What the neo-Nazi debacle in Washington showed

The turnout at the Washington neo-Nazi rally Sunday gave a glimpse of the real character of the fascist and white supremacist forces in the United States. Amid a blare of media publicity, grossly exaggerating the popular support for the ultra-right, less than two dozen people turned up for the “Unite the Right 2” rally in Lafayette Park, across from the White House.

The entire affair should be described as a state-sponsored provocation rather than an actual rally. The handful of neo-Nazis were given their own private car on the Washington Metro, separated by police from other passengers. They rode through subway stations patrolled by more police, were escorted from the Foggy Bottom Metro station through a private exit, escorted by still more police on the walk to Lafayette Square, and protected there by hundreds of riot police, who kept away anti-fascist protesters who outnumbered the neo-Nazis at least a hundred to one. After the rally, the fascists boarded white vans, supplied either by the police or Metro, and were whisked away to safety.

At every point, the neo-Nazis were outnumbered by the journalists covering the non-event. Dozens of reporters trailed Jason Kessler, the organizer of the rally, recording his every word. As for the scale of the media hype, the number of hours of cable television coverage proved to be greater than the number of neo-Nazis in attendance.

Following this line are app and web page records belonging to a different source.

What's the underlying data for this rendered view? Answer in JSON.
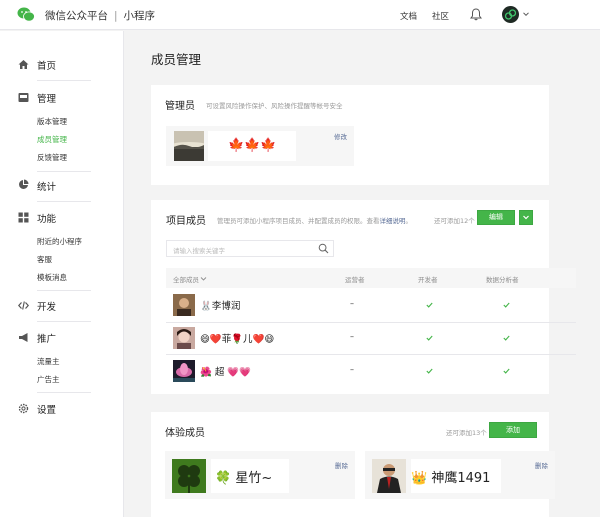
{
  "topbar": {
    "brand": "微信公众平台",
    "separator": "|",
    "product": "小程序",
    "docs": "文档",
    "community": "社区"
  },
  "sidebar": {
    "home": "首页",
    "manage": "管理",
    "manage_items": [
      "版本管理",
      "成员管理",
      "反馈管理"
    ],
    "stats": "统计",
    "features": "功能",
    "feature_items": [
      "附近的小程序",
      "客服",
      "模板消息"
    ],
    "develop": "开发",
    "promote": "推广",
    "promote_items": [
      "流量主",
      "广告主"
    ],
    "settings": "设置"
  },
  "page": {
    "title": "成员管理"
  },
  "admin": {
    "title": "管理员",
    "desc": "可设置风险操作保护、风险操作提醒等帐号安全",
    "name": "🍁🍁🍁",
    "edit": "修改"
  },
  "project": {
    "title": "项目成员",
    "desc": "管理员可添加小程序项目成员、并配置成员的权限。查看",
    "desc_link": "详细说明",
    "desc_end": "。",
    "quota": "还可添加12个",
    "edit_button": "编辑",
    "search_placeholder": "请输入搜索关键字",
    "columns": [
      "全部成员",
      "运营者",
      "开发者",
      "数据分析者"
    ],
    "members": [
      {
        "name": "🐰李博润",
        "operator": "–",
        "developer": "✔",
        "analyst": "✔"
      },
      {
        "name": "😄❤️菲🌹儿❤️😄",
        "operator": "–",
        "developer": "✔",
        "analyst": "✔"
      },
      {
        "name": "🌺 超 💗💗",
        "operator": "–",
        "developer": "✔",
        "analyst": "✔"
      }
    ]
  },
  "experience": {
    "title": "体验成员",
    "quota": "还可添加13个",
    "add_button": "添加",
    "members": [
      {
        "name": "🍀 星竹~",
        "remove": "删除"
      },
      {
        "name": "👑 神鹰1491",
        "remove": "删除"
      }
    ]
  },
  "colors": {
    "accent": "#44b549",
    "link": "#576b95",
    "muted": "#999999"
  }
}
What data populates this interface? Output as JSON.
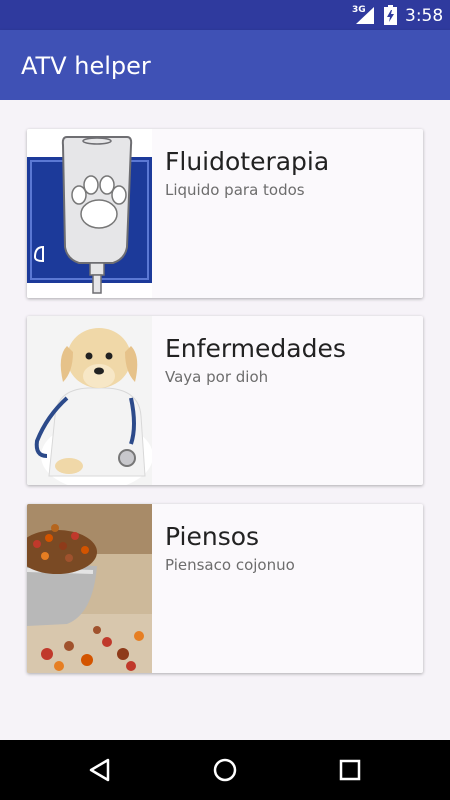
{
  "status_bar": {
    "network": "3G",
    "time": "3:58",
    "icons": [
      "signal-icon",
      "battery-icon"
    ]
  },
  "app_bar": {
    "title": "ATV helper"
  },
  "cards": [
    {
      "title": "Fluidoterapia",
      "subtitle": "Liquido para todos",
      "image": "iv-bag-paw-image"
    },
    {
      "title": "Enfermedades",
      "subtitle": "Vaya por dioh",
      "image": "puppy-stethoscope-image"
    },
    {
      "title": "Piensos",
      "subtitle": "Piensaco cojonuo",
      "image": "pet-food-bowl-image"
    }
  ],
  "nav_bar": {
    "buttons": [
      "back-icon",
      "home-icon",
      "recents-icon"
    ]
  },
  "colors": {
    "primary": "#3f51b5",
    "primary_dark": "#2f3a9e",
    "card_background": "#fbf9fc"
  }
}
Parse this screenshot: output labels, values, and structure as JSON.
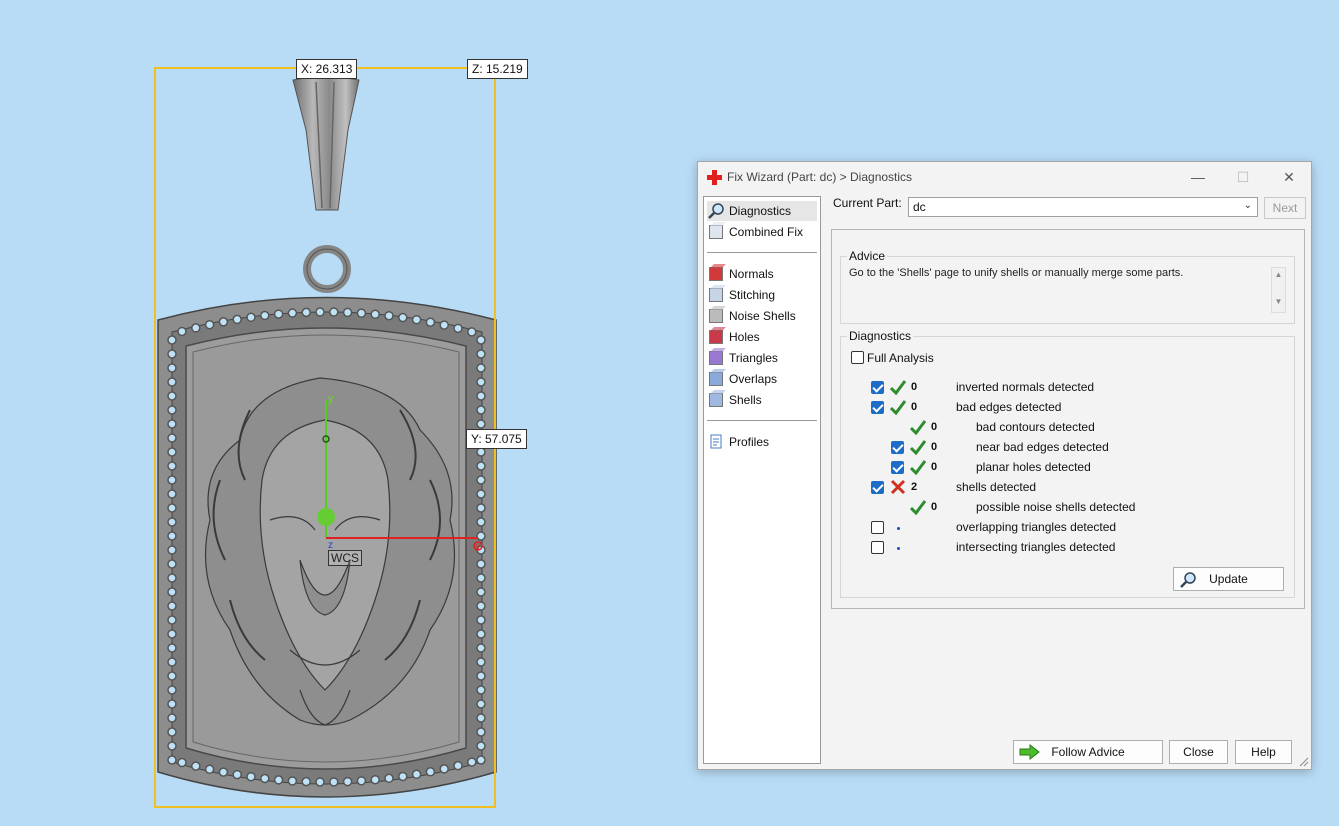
{
  "viewport": {
    "dim_x": "X: 26.313",
    "dim_z": "Z: 15.219",
    "dim_y": "Y: 57.075",
    "axis_y": "y",
    "axis_x": "x",
    "axis_z": "z",
    "wcs": "WCS"
  },
  "dialog": {
    "title": "Fix Wizard (Part: dc) > Diagnostics",
    "controls": {
      "minimize": "—",
      "maximize": "☐",
      "close": "✕"
    },
    "current_part_label": "Current Part:",
    "current_part_value": "dc",
    "next_label": "Next",
    "nav": [
      {
        "label": "Diagnostics",
        "icon": "magnifier-icon"
      },
      {
        "label": "Combined Fix",
        "icon": "combined-fix-icon"
      },
      {
        "label": "Normals",
        "icon": "normals-icon"
      },
      {
        "label": "Stitching",
        "icon": "stitching-icon"
      },
      {
        "label": "Noise Shells",
        "icon": "noise-shells-icon"
      },
      {
        "label": "Holes",
        "icon": "holes-icon"
      },
      {
        "label": "Triangles",
        "icon": "triangles-icon"
      },
      {
        "label": "Overlaps",
        "icon": "overlaps-icon"
      },
      {
        "label": "Shells",
        "icon": "shells-icon"
      },
      {
        "label": "Profiles",
        "icon": "profiles-icon"
      }
    ],
    "advice_title": "Advice",
    "advice_text": "Go to the 'Shells' page to unify shells or manually merge some parts.",
    "diagnostics_title": "Diagnostics",
    "full_analysis_label": "Full Analysis",
    "rows": [
      {
        "count": "0",
        "label": "inverted normals detected"
      },
      {
        "count": "0",
        "label": "bad edges detected"
      },
      {
        "count": "0",
        "label": "bad contours detected"
      },
      {
        "count": "0",
        "label": "near bad edges detected"
      },
      {
        "count": "0",
        "label": "planar holes detected"
      },
      {
        "count": "2",
        "label": "shells detected"
      },
      {
        "count": "0",
        "label": "possible noise shells detected"
      },
      {
        "count": "",
        "label": "overlapping triangles detected"
      },
      {
        "count": "",
        "label": "intersecting triangles detected"
      }
    ],
    "update_label": "Update",
    "follow_advice_label": "Follow Advice",
    "close_label": "Close",
    "help_label": "Help"
  },
  "colors": {
    "background": "#b9dcf6",
    "bbox": "#f0c020",
    "check_ok": "#2e8b2e",
    "check_fail": "#d03020",
    "checkbox_on": "#1d6cc7"
  }
}
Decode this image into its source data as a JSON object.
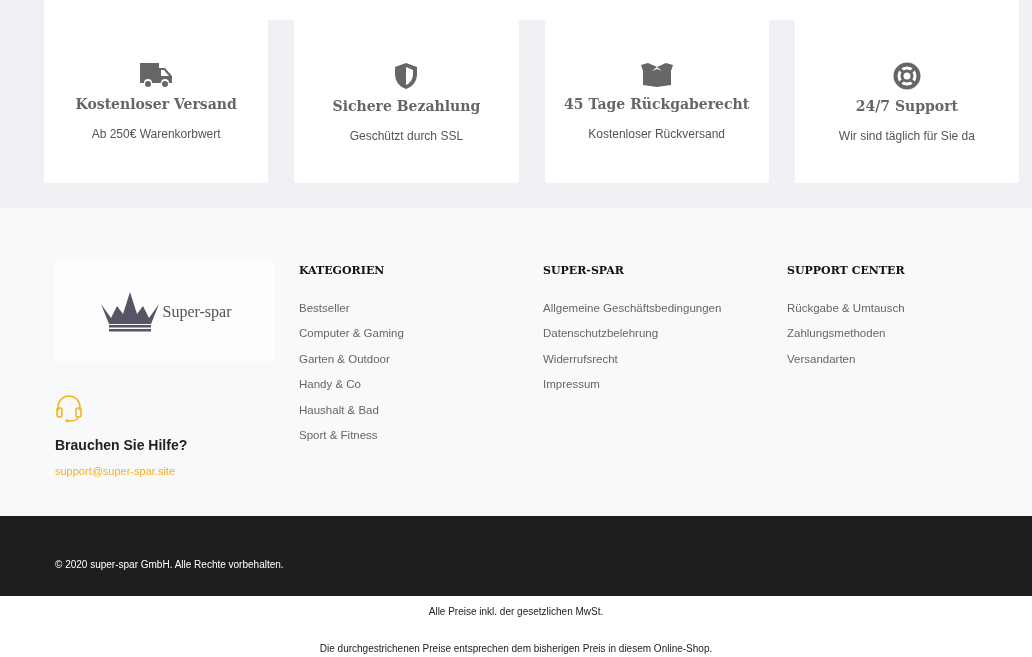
{
  "features": [
    {
      "title": "Kostenloser Versand",
      "subtitle": "Ab 250€ Warenkorbwert"
    },
    {
      "title": "Sichere Bezahlung",
      "subtitle": "Geschützt durch SSL"
    },
    {
      "title": "45 Tage Rückgaberecht",
      "subtitle": "Kostenloser Rückversand"
    },
    {
      "title": "24/7 Support",
      "subtitle": "Wir sind täglich für Sie da"
    }
  ],
  "footer": {
    "logo_text": "Super-spar",
    "help": {
      "title": "Brauchen Sie Hilfe?",
      "email": "support@super-spar.site"
    },
    "columns": [
      {
        "heading": "KATEGORIEN",
        "links": [
          "Bestseller",
          "Computer & Gaming",
          "Garten & Outdoor",
          "Handy & Co",
          "Haushalt & Bad",
          "Sport & Fitness"
        ]
      },
      {
        "heading": "SUPER-SPAR",
        "links": [
          "Allgemeine Geschäftsbedingungen",
          "Datenschutzbelehrung",
          "Widerrufsrecht",
          "Impressum"
        ]
      },
      {
        "heading": "SUPPORT CENTER",
        "links": [
          "Rückgabe & Umtausch",
          "Zahlungsmethoden",
          "Versandarten"
        ]
      }
    ]
  },
  "copyright": "© 2020 super-spar GmbH. Alle Rechte vorbehalten.",
  "notes": [
    "Alle Preise inkl. der gesetzlichen MwSt.",
    "Die durchgestrichenen Preise entsprechen dem bisherigen Preis in diesem Online-Shop."
  ]
}
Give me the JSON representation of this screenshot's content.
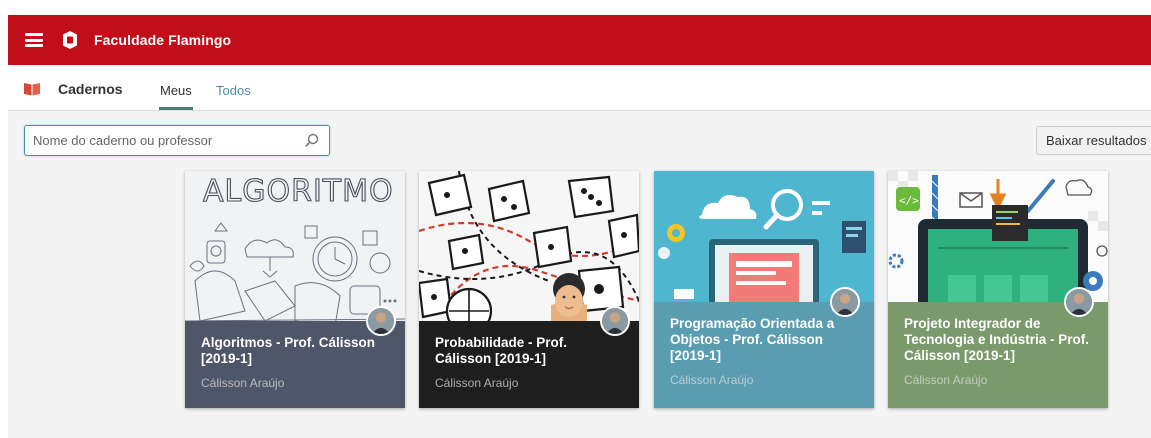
{
  "header": {
    "title": "Faculdade Flamingo",
    "bg_color": "#c20e1a"
  },
  "subnav": {
    "title": "Cadernos",
    "tabs": [
      {
        "label": "Meus",
        "active": true
      },
      {
        "label": "Todos",
        "active": false
      }
    ]
  },
  "search": {
    "placeholder": "Nome do caderno ou professor",
    "value": ""
  },
  "download_button": {
    "label": "Baixar resultados"
  },
  "cards": [
    {
      "title": "Algoritmos - Prof. Cálisson [2019-1]",
      "author": "Cálisson Araújo",
      "image_text": "ALGORITMO",
      "panel_color": "#4e5669"
    },
    {
      "title": "Probabilidade - Prof. Cálisson [2019-1]",
      "author": "Cálisson Araújo",
      "panel_color": "#1e1e1e"
    },
    {
      "title": "Programação Orientada a Objetos - Prof. Cálisson [2019-1]",
      "author": "Cálisson Araújo",
      "panel_color": "#5a9db0"
    },
    {
      "title": "Projeto Integrador de Tecnologia e Indústria - Prof. Cálisson [2019-1]",
      "author": "Cálisson Araújo",
      "panel_color": "#7a9a6c"
    }
  ],
  "icons": [
    "hamburger-menu-icon",
    "flamingo-logo-icon",
    "notebook-icon",
    "search-icon",
    "avatar"
  ]
}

And this was not primarily Fox News, which was somewhat embarrassed by the pro-Trump character of the white supremacist rally. CNN and MSNBC provided virtually unlimited airtime, and National Public Radio granted Kessler a seven-minute-long interview to spew his racist filth virtually uninterrupted to a nationwide audience. The effect was to build up the neo-Nazis as a potentially formidable force, out of all proportion to their actual support among the American people.

Kessler called the rally to spit on the memory of Heather Heyer, the anti-fascist protester murdered by a white supremacist in Charlottesville, Virginia, exactly a year before, during the first “Unite the Right” rally in that university town. But it was clear that he miscalculated. While Charlottesville in 2017 was the scene of a full-scale fascist riot involving hundreds of torch-bearing racists, ostensibly defending Confederate statues from planned removal, Lafayette Park in 2018 was a debacle.

Many of the racist groups that took part in Charlottesville decided not to come to Washington, at least in part because of the planned left-wing counterprotests. Also, much of the Virginia-based ultra-right is engaged in the campaign of Republican Senate candidate Corey Stewart, who is openly appealing to racism and anti-immigrant bigotry and is being shunned by the Republican Party establishment, although not by Trump, who has effusively endorsed him.

It is worth pointing out that efforts to organize counterprotests to “Unite the Right 2” were censored by Facebook, on the thoroughly bogus grounds that they represented an artificial movement supposedly instigated by the Russian government to set Americans against each other. Facebook shut down one website promoting the counterprotest claiming that it showed signs of “inauthentic activity.”

In reality, thousands of young people and working people turned out for the counterprotest, with some traveling from New York City or even further to show their hatred for the fascists as well as their hostility to the Trump administration, which they clearly regarded as the moral author of the neo-Nazi rally, if not the actual sponsor.

It was “Unite the Right 2” which better deserved the label “inauthentic” since it was made possible only by state and media manipulation, attracted almost no one, and had no genuine popular support.

The debacle in Lafayette Park does not mean that neo-Nazis and white supremacists can be dismissed or ignored. But it showed where the real danger lies: not as yet in any significant mass support for their ultra-reactionary politics, but in the systematic promotion of such forces by the capitalist state, both by the Trump administration and through police forces at every level, from ICE and the Border Patrol down to the local cops.

Fascist elements are promoted to intimidate popular opposition to the Trump administration, and to create the impression that there is significant support for its right-wing rampage against immigrants and its all-out backing of police violence and brutality against the working class.

A particularly foul role is played by the corporate media, backed by sections of the pseudo-left, who present the white supremacist groups as having widespread support, in keeping with their habitual slanders of white workers as being incorrigibly racist.

For nearly two years, the Democratic Party and its media allies have peddled a racialist explanation for the election of Trump and the right-wing policies being pursued by his administration. According to this narrative, Trump won the presidency because of a white racist vote in the working class in states such as Ohio, Pennsylvania, Michigan and Wisconsin.

The claims that America is awash in racism, and that Trump’s election proves it, have been repeatedly disproven by serious analyses of the voting patterns in 2016 (see: “The myth of the reactionary white working class”).

It is especially absurd, given that the same states voted twice for Barack Obama, the first African-American president, and several were won by Bernie Sanders in the Democratic primaries over Hillary Clinton. It was only the right-wing campaign of Clinton, who made not the slightest appeal to the working class, that drove down turnout among both white and black workers and gave Trump the opening to win support on the basis of economic nationalism and populist demagogy.

The author also recommends:

Facebook censors the left
[3 August 2018]